INDICTMENT against the town of Cumberland, for not keeping in repair a highway within the limits of said town. The indictment was tried at the present term of this court before Mr. Justice Bosworth and a jury: and at the trial the defendant requested the judge to instruct the jury, that if the jury found that the portion of the highway charged in the indictment to be out of repair was a highway only by user, and was not over a dividing line between towns or states, and was not found to have been actually laid out, or expressly declared a highway, by the town council of the town of Cumberland, they must return a verdict for the defendant, although the repairing of said highway may, from time immemorial, have been assumed and done by said town. The judge refused so to instruct the jury, but did instruct them, that the town might be liable, if it had assumed to make and had made repairs on the highway from time immemorial.
Under this instruction the jury having returned a verdict of guilty against the defendants, a motion was now made for a new trial, upon the ground that the instruction was erroneous in matter of law.
Weeden, for the motion.
Payne Cobwell, against it.
In this case, exception is taken to the charge given by the judge to the jury, on the trial of an indictment against a town for neglecting to repair a highway. The defendant claimed, that the town was not liable for neglect to repair a highway which was such by user, unless the same was proved to have been declared to be a public highway by the town council of the town. The court instructed the jury, that if the proof in the case was such as to satisfy them that the highway had been immemorially used by the public as a highway, and had been immemorially repaired by the town, they might find it a public highway which the town was bound by law to keep in repair. There is no doubt that at common law, such proof is sufficient to establish the existence of the highway and the liability to keep it in repair.
The exception is grounded on the 25th section of chapter 43, of the Revised Statutes. That section is immediately preceded by a section in affirmance of the common law, providing that nothing in the chapter of which it is a part, which is the general highway act, shall be construed to hinder or prevent the public from acquiring by dedication or user, lands, or any interest in lands, for highways or other public uses, according to the course of the common law; and section 25 provides, that the section preceding shall not be construed to render any town liable for repairing or amending a highway, unless it shall have been declared to be a highway by the town council of the town wherein it lies. The last of these sections refers only to the other: its purpose is to rebut any inference that might arise from establishing a right of highway in the public by user or dedication, with regard to the duty of the town to repair. The obligation on the part of the town to repair is left to be ascertained or proved, independently of the 24th section. Section 25 does not profess to relate to any other part of the statute, or to the common law obligations of the towns. At common law, although there may be a right established by use by the public of lands dedicated to the public use, the liability to repair will not be created unless by some act of acquiescence or adoption. See 2 Greenleaf on Evidence, 552. The statute provides, (§§ 16-21, ch. 43, Rev. Stats.) that lands used for public highways for twenty years may be declared by the towns to be public highways, and taken and used as public highways, as fully and effectually as if regularly laid out and established. This proceeding renders the town liable, and the 25th section acknowledges this liability, leaving all other liability to rest upon law independently of the preceding section, from the terms of which no liability is to be construed to arise. No change is made in the law affecting the liability of the towns to repair and amend the highways, as existing by force of the statutes, or as arising under the common law.
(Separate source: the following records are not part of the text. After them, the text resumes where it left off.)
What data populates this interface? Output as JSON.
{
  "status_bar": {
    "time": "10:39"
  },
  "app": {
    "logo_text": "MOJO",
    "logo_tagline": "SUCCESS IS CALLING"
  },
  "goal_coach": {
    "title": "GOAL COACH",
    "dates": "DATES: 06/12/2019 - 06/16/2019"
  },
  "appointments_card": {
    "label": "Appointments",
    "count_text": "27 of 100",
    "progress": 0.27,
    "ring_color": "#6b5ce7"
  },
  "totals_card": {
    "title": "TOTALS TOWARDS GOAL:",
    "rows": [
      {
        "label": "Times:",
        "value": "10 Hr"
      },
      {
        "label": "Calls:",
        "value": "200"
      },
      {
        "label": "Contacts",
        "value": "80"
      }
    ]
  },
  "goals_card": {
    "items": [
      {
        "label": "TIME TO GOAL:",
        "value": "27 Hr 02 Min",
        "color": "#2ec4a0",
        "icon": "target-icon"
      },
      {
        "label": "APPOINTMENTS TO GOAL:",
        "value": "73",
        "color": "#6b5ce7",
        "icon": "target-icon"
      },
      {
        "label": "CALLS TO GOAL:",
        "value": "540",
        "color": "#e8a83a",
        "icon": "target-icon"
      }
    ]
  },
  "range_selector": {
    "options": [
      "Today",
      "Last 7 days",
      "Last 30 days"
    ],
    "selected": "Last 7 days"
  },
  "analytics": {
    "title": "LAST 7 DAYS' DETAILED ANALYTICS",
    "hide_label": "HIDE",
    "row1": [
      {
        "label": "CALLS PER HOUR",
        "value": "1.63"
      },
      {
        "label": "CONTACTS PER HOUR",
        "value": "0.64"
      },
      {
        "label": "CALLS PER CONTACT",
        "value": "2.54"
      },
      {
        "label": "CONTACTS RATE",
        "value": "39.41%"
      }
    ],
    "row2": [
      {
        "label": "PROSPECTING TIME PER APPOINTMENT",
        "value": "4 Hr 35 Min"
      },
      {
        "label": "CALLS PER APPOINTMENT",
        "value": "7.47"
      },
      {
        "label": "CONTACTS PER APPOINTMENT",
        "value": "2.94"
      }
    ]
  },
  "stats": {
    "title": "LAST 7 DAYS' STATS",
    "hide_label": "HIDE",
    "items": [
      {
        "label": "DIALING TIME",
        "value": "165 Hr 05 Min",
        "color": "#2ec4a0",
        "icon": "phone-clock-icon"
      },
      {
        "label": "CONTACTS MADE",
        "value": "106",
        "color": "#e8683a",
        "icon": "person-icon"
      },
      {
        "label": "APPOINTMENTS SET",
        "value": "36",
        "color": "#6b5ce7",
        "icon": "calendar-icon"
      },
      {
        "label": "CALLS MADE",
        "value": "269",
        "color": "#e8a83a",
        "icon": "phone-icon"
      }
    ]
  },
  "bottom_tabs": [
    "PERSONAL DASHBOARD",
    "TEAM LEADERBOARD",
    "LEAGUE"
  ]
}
The highway in question was established as a public highway by use; and the town, by immemorial repairs, had recognized and fixed its liability long before this statute was passed. We do not think it was the intent of the statute to change the common law in this respect, or to exempt the towns from liabilities fixed by their acts under the law, prior to its passage. If the doctrine contended for by the defendants' counsel were established as law, many, if not most, of the highways in Cumberland, and in the other towns which came under the jurisdiction of this state in 1746, and which have been used by the public and kept in repair by the towns for more than a hundred years, would cease to be highways which the towns are under obligation to repair.
The motion is denied with costs.